Don Fox died last week, the former Wakefield Trinity scrum-half by all accounts rueing until practically his final breath the sliced kick from in front of the posts that, with seconds remaining, handed the 1968 Challenge Cup final to Leeds. But my colleague Dave Hadfield, in the obituary in this newspaper, did the right thing by Fox, devoting at least as much space to his excellent sporting deeds as to that one calamitous misdeed. Apart from everything else in his sparkling career, he'd played a blinder in that particular game, and had already been earmarked for the Lance Dodd Trophy, as man of the match.
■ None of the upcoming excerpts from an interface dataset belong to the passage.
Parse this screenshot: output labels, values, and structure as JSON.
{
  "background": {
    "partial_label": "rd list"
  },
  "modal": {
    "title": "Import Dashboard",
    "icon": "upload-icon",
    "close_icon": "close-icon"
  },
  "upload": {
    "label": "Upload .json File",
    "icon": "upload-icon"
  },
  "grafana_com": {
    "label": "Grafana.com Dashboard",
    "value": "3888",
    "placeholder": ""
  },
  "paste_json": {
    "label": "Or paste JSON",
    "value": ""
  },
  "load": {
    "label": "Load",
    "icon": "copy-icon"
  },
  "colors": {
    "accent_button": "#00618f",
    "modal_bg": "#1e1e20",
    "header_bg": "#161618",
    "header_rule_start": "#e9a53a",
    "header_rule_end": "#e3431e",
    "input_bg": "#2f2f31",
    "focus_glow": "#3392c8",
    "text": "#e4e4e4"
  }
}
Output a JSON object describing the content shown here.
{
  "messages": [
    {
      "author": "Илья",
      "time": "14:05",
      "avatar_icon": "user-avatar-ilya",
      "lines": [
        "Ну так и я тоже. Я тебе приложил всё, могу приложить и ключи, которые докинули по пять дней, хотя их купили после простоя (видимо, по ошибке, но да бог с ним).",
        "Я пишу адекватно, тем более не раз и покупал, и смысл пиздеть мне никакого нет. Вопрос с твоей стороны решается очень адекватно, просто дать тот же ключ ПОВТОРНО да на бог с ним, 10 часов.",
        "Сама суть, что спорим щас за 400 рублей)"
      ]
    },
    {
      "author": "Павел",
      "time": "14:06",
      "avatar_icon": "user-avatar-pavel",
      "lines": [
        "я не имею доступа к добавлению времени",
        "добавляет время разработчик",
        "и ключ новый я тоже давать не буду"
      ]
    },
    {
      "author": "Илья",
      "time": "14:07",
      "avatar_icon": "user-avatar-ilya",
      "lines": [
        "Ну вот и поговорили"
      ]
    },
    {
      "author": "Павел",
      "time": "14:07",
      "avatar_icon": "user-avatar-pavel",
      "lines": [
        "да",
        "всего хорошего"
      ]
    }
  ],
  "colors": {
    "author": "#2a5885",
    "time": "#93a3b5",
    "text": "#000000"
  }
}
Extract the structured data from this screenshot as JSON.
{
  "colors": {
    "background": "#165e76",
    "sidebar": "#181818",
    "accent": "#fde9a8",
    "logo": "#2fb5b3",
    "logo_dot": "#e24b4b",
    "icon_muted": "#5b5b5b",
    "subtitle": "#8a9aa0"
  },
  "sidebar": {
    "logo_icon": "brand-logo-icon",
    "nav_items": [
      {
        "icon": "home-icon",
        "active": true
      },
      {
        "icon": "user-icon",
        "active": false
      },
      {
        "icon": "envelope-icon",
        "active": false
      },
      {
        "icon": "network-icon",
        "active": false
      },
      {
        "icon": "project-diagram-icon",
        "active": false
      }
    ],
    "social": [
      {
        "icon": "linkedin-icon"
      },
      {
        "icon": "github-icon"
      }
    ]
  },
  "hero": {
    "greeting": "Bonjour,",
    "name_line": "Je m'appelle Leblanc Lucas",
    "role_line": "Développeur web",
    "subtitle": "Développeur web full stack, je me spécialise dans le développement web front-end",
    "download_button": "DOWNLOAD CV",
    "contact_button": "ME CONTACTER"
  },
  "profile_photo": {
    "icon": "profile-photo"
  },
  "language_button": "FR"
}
It is an unenviable thing to be a member of that small band of hapless men and women known to the world not for their many sporting achievements, but for one moment of spectacular misfortune, or for the momentous efforts, at their expense, of somebody else. I once interviewed George Foreman, and for all his geniality, and all his devout religious faith, and for all the millions made for him by his Lean Mean Grilling Machines (three times as many millions, so it is said, as he ever made from boxing), it was not hard to detect the enduring uncomfortable awareness that one defeat, against Muhammad Ali in the "Rumble in the Jungle", is better remembered than all his formidable victories put together.
Another member of the club, inducted in that same cruel summer as Fox, indeed 40 years ago today, is the former Glamorgan cricketer Malcolm Nash, who as a medium-pace seam bowler took 993 wickets at a highly respectable average of 25.87, but of course is seared into the game's history as the man smacked for six consecutive sixes, happily in front of a BBC Wales cameraman, by Garry Sobers of Nottinghamshire and the West Indies. Not least of the ironies of that episode is that Nash is happier to talk about it these days than Sobers, who groans when anyone brings it up that he sometimes wonders whether he will ever be remembered for anything else. It's easy for him to grumble, because he knows he accomplished so much else that was unforgettable.
Nash, alas, doesn't have that luxury, and presumably doesn't go around reminding folk that he was also once belted for five sixes and a four in one over, by Frank Hayes of Lancashire.
Never mind. It's still rather special to have played a vital supporting role in one of the most dramatic five-minute periods in sporting history, and for those who question whether the six sixes deserve quite such an accolade, I would counter that not many five-minute passages of sport inspire a 223-page book.
Six of the Best, a handsome little volume written by the journalist and broadcaster Grahame Lloyd, and published yesterday, tells the story of what the author reasonably claims to be cricket's most famous over.
He has talked to all the major protagonists, as well as an impressive number of the minor ones, but the whereabouts of the celebrated ball challenges even his investigative skills. In November 2006, a ball made by Duke & Co of Nottingham and authenticated by Sobers as the six sixes ball, was auctioned at Christie's, and sold to an anonymous bidder for £26,400. Yet in 1968 Glamorgan only used Stuart Surridge balls. Moreover, a photograph of the ball in the 1969 Glamorgan Members Newsletter identified it as a Surridge ball. At least Nash, and Fox, and all the others with a default place in sporting history, have never had doubt cast on whether they were really there. Even those who wish they really weren't.
Carte blanche for Blanco at 50
Serge Blanco is 50 today, and I wish him a hearty "bon anniversaire". Was there ever a better rugby union full-back than Blanco in his pomp? Bill McLaren, bless him, always reckoned that Andy Irvine had the edge. But even those of us who grew up idolising J P R Williams know that the Venezuelan-born Frenchman was the greatest.
Johnson's worrying wobble on podium
Six days after the event I am still chuckling at the memory of Boris Johnson being formally handed the Olympic banner by his counterpart, the mayor of Beijing. With the whole world looking on, I wonder whether it was only the British who collectively snorted with laughter as Boris tried desperately to unfurl the thing, while also marvelling at his ability to make an expensive suit look like a refuse sack? I've been trying hard all week to think of anyone who ever looked so out of place amid so much solemn, ceremonial grandeur, and in the absence of Rab C Nesbitt ever having inspected the Trooping of the Colour, I really can't think of a comparable situation. It was the best comedy I've seen on telly for ages. In this house even our dogs were laughing. But if Boris symbolises the 2012 Games, which last Sunday he effectively did, then how funny was it really? Lord Coe had already declared that London will not try to copy the spectacular show mounted by Beijing, and as Boris stood there not quite knowing what to do with his hands, the uneasy expression under his mad blond thatch making him look like the Dulux dog in a Farrow & Ball shop, I had the feeling that the world was beginning to catch Lord Coe's drift.Reuse content